[What this task involves]: Every line of the material below must be repeated exactly.
***** Source material *****
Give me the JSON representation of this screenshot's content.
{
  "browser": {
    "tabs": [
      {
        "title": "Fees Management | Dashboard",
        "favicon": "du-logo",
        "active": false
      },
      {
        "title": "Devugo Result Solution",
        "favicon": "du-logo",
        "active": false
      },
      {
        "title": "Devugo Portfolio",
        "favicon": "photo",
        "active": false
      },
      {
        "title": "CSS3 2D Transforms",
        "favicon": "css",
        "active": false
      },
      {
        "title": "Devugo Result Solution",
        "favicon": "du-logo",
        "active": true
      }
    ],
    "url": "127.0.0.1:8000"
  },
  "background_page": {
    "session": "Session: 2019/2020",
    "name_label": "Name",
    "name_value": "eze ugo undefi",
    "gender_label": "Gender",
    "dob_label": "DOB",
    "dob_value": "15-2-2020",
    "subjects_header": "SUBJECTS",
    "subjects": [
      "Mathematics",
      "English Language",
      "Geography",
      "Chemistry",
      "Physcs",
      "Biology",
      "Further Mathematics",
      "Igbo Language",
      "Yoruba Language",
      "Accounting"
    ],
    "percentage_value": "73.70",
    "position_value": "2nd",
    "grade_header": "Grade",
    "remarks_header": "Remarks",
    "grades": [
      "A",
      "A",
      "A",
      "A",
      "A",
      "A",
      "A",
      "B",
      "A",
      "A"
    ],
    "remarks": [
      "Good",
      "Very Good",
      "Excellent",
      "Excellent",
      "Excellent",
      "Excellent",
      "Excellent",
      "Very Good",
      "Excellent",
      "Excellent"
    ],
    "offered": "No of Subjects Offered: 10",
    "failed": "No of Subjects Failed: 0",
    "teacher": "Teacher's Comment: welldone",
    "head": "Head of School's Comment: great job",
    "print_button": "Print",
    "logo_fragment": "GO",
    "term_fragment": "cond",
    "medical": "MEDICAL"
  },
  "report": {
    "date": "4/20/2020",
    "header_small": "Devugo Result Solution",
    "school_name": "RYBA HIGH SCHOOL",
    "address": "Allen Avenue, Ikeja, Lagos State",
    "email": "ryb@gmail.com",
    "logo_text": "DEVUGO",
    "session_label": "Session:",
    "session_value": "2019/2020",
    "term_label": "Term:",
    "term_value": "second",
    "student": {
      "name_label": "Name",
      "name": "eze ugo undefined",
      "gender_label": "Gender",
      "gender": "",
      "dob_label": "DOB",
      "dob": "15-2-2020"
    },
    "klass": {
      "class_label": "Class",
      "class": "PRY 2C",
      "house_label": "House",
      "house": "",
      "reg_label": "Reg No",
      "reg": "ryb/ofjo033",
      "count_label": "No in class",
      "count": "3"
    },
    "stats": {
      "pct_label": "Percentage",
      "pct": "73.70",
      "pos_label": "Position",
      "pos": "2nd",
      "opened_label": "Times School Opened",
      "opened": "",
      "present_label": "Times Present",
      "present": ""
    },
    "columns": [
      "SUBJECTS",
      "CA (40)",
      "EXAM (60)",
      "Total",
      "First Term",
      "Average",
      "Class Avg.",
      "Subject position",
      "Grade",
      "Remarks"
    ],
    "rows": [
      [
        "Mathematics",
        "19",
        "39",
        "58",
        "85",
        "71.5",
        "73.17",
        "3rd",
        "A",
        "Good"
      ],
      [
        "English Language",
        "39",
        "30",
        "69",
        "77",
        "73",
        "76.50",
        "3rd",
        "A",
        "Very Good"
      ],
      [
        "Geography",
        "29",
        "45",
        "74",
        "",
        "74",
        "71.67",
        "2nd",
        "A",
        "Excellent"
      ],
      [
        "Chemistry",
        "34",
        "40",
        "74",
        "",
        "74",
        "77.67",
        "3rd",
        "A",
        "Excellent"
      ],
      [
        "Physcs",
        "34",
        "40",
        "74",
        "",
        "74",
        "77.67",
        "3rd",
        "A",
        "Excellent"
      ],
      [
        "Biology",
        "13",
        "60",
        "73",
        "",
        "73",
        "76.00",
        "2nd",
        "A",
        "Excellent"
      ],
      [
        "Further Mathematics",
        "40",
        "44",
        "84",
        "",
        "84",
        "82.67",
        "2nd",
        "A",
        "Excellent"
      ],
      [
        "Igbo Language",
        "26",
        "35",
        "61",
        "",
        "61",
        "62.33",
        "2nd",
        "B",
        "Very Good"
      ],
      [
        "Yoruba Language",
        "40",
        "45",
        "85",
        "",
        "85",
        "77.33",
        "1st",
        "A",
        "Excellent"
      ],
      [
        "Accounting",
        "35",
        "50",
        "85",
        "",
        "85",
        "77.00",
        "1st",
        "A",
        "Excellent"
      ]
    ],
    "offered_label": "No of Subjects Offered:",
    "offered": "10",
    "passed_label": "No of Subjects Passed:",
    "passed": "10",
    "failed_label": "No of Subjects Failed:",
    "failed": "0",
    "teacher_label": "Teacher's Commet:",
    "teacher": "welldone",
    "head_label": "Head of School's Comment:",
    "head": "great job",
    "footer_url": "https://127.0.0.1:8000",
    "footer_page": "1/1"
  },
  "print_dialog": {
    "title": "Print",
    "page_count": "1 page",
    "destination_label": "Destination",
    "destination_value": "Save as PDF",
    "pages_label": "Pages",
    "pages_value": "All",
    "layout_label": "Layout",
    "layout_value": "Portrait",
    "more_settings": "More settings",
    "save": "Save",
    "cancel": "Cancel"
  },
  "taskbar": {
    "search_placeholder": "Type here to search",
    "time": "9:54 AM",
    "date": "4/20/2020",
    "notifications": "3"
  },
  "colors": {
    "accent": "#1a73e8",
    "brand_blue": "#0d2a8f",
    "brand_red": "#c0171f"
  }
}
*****
[Answer to this task]:
Give me the JSON representation of this screenshot's content.
{
  "browser": {
    "tabs": [
      {
        "title": "Fees Management | Dashboard",
        "favicon": "du-logo",
        "active": false
      },
      {
        "title": "Devugo Result Solution",
        "favicon": "du-logo",
        "active": false
      },
      {
        "title": "Devugo Portfolio",
        "favicon": "photo",
        "active": false
      },
      {
        "title": "CSS3 2D Transforms",
        "favicon": "css",
        "active": false
      },
      {
        "title": "Devugo Result Solution",
        "favicon": "du-logo",
        "active": true
      }
    ],
    "url": "127.0.0.1:8000"
  },
  "background_page": {
    "session": "Session: 2019/2020",
    "name_label": "Name",
    "name_value": "eze ugo undefi",
    "gender_label": "Gender",
    "dob_label": "DOB",
    "dob_value": "15-2-2020",
    "subjects_header": "SUBJECTS",
    "subjects": [
      "Mathematics",
      "English Language",
      "Geography",
      "Chemistry",
      "Physcs",
      "Biology",
      "Further Mathematics",
      "Igbo Language",
      "Yoruba Language",
      "Accounting"
    ],
    "percentage_value": "73.70",
    "position_value": "2nd",
    "grade_header": "Grade",
    "remarks_header": "Remarks",
    "grades": [
      "A",
      "A",
      "A",
      "A",
      "A",
      "A",
      "A",
      "B",
      "A",
      "A"
    ],
    "remarks": [
      "Good",
      "Very Good",
      "Excellent",
      "Excellent",
      "Excellent",
      "Excellent",
      "Excellent",
      "Very Good",
      "Excellent",
      "Excellent"
    ],
    "offered": "No of Subjects Offered: 10",
    "failed": "No of Subjects Failed: 0",
    "teacher": "Teacher's Comment: welldone",
    "head": "Head of School's Comment: great job",
    "print_button": "Print",
    "logo_fragment": "GO",
    "term_fragment": "cond",
    "medical": "MEDICAL"
  },
  "report": {
    "date": "4/20/2020",
    "header_small": "Devugo Result Solution",
    "school_name": "RYBA HIGH SCHOOL",
    "address": "Allen Avenue, Ikeja, Lagos State",
    "email": "ryb@gmail.com",
    "logo_text": "DEVUGO",
    "session_label": "Session:",
    "session_value": "2019/2020",
    "term_label": "Term:",
    "term_value": "second",
    "student": {
      "name_label": "Name",
      "name": "eze ugo undefined",
      "gender_label": "Gender",
      "gender": "",
      "dob_label": "DOB",
      "dob": "15-2-2020"
    },
    "klass": {
      "class_label": "Class",
      "class": "PRY 2C",
      "house_label": "House",
      "house": "",
      "reg_label": "Reg No",
      "reg": "ryb/ofjo033",
      "count_label": "No in class",
      "count": "3"
    },
    "stats": {
      "pct_label": "Percentage",
      "pct": "73.70",
      "pos_label": "Position",
      "pos": "2nd",
      "opened_label": "Times School Opened",
      "opened": "",
      "present_label": "Times Present",
      "present": ""
    },
    "columns": [
      "SUBJECTS",
      "CA (40)",
      "EXAM (60)",
      "Total",
      "First Term",
      "Average",
      "Class Avg.",
      "Subject position",
      "Grade",
      "Remarks"
    ],
    "rows": [
      [
        "Mathematics",
        "19",
        "39",
        "58",
        "85",
        "71.5",
        "73.17",
        "3rd",
        "A",
        "Good"
      ],
      [
        "English Language",
        "39",
        "30",
        "69",
        "77",
        "73",
        "76.50",
        "3rd",
        "A",
        "Very Good"
      ],
      [
        "Geography",
        "29",
        "45",
        "74",
        "",
        "74",
        "71.67",
        "2nd",
        "A",
        "Excellent"
      ],
      [
        "Chemistry",
        "34",
        "40",
        "74",
        "",
        "74",
        "77.67",
        "3rd",
        "A",
        "Excellent"
      ],
      [
        "Physcs",
        "34",
        "40",
        "74",
        "",
        "74",
        "77.67",
        "3rd",
        "A",
        "Excellent"
      ],
      [
        "Biology",
        "13",
        "60",
        "73",
        "",
        "73",
        "76.00",
        "2nd",
        "A",
        "Excellent"
      ],
      [
        "Further Mathematics",
        "40",
        "44",
        "84",
        "",
        "84",
        "82.67",
        "2nd",
        "A",
        "Excellent"
      ],
      [
        "Igbo Language",
        "26",
        "35",
        "61",
        "",
        "61",
        "62.33",
        "2nd",
        "B",
        "Very Good"
      ],
      [
        "Yoruba Language",
        "40",
        "45",
        "85",
        "",
        "85",
        "77.33",
        "1st",
        "A",
        "Excellent"
      ],
      [
        "Accounting",
        "35",
        "50",
        "85",
        "",
        "85",
        "77.00",
        "1st",
        "A",
        "Excellent"
      ]
    ],
    "offered_label": "No of Subjects Offered:",
    "offered": "10",
    "passed_label": "No of Subjects Passed:",
    "passed": "10",
    "failed_label": "No of Subjects Failed:",
    "failed": "0",
    "teacher_label": "Teacher's Commet:",
    "teacher": "welldone",
    "head_label": "Head of School's Comment:",
    "head": "great job",
    "footer_url": "https://127.0.0.1:8000",
    "footer_page": "1/1"
  },
  "print_dialog": {
    "title": "Print",
    "page_count": "1 page",
    "destination_label": "Destination",
    "destination_value": "Save as PDF",
    "pages_label": "Pages",
    "pages_value": "All",
    "layout_label": "Layout",
    "layout_value": "Portrait",
    "more_settings": "More settings",
    "save": "Save",
    "cancel": "Cancel"
  },
  "taskbar": {
    "search_placeholder": "Type here to search",
    "time": "9:54 AM",
    "date": "4/20/2020",
    "notifications": "3"
  },
  "colors": {
    "accent": "#1a73e8",
    "brand_blue": "#0d2a8f",
    "brand_red": "#c0171f"
  }
}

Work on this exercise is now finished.